Home Exercise May Alleviate Hopelessness in Coronary Heart Disease

However, regular (≥3 days/week) exercise at home, compared with minimal or no exercise, was associated with significantly lower state and trait hopelessness among subjects with moderate to severe baseline hopelessness.

Interestingly, the study showed that hospital exercise was not associated with significant changes in state or trait hopelessness. After adjusting for hospital exercise, depression and demographic variables, home exercise remained significantly predictive of decreased state hopelessness.

No differences were found between the two exercise types (biking or walking).
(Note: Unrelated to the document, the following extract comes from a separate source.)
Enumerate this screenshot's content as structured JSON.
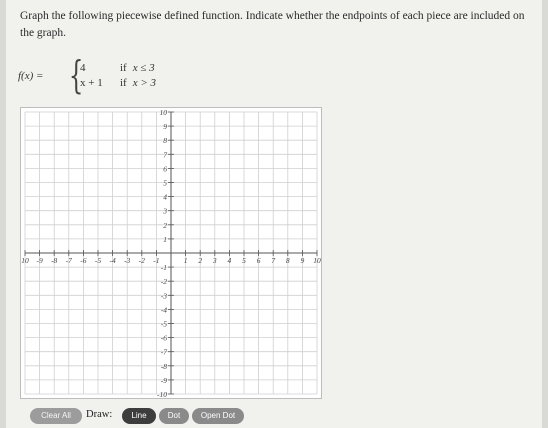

The researchers were surprised to find that hospital-based cardiac rehabilitation exercise didn’t impact current hopelessness. Dr. Dunn said the initiative required to exercise at home may have increased patients’ sense of empowerment about their health.

She also noted a key limitation of the study was that some patients who felt the most hopeless dropped out over time.

Putting the Findings in Perspective

Clinicians need to assess the presence and severity of hopelessness in patients before hospital discharge and all patients should be encouraged to participate in a regular exercise program, Dr. Dunn said. 

Lori Mosca, MD, MPH, PhD, who is a Professor of Medicine at Columbia University Medical Center and Director of Preventive Cardiology at New York-Presbyterian Hospital, said this study is important because there has been a lack of research in this area.

Yet, she said more and more patients with CHD are suffering from hopelessness.

“Exercise has been shown in many studies to help with depression, and after heart attacks, patients are often sent to rehabilitation centers and there is often a barrier to get to the centers. So this shows that removing that barrier helps. This may be especially true for the elderly or people who have care-taking responsibilities at home or problems with transportation,” Dr. Mosca said in an interview with Endocrinology Advisor.


  1. Dunn SL et al. Abstract 11032. Presented at: American Heart Association’s Scientific Sessions 2014; Nov. 15-19, 2014; Chicago.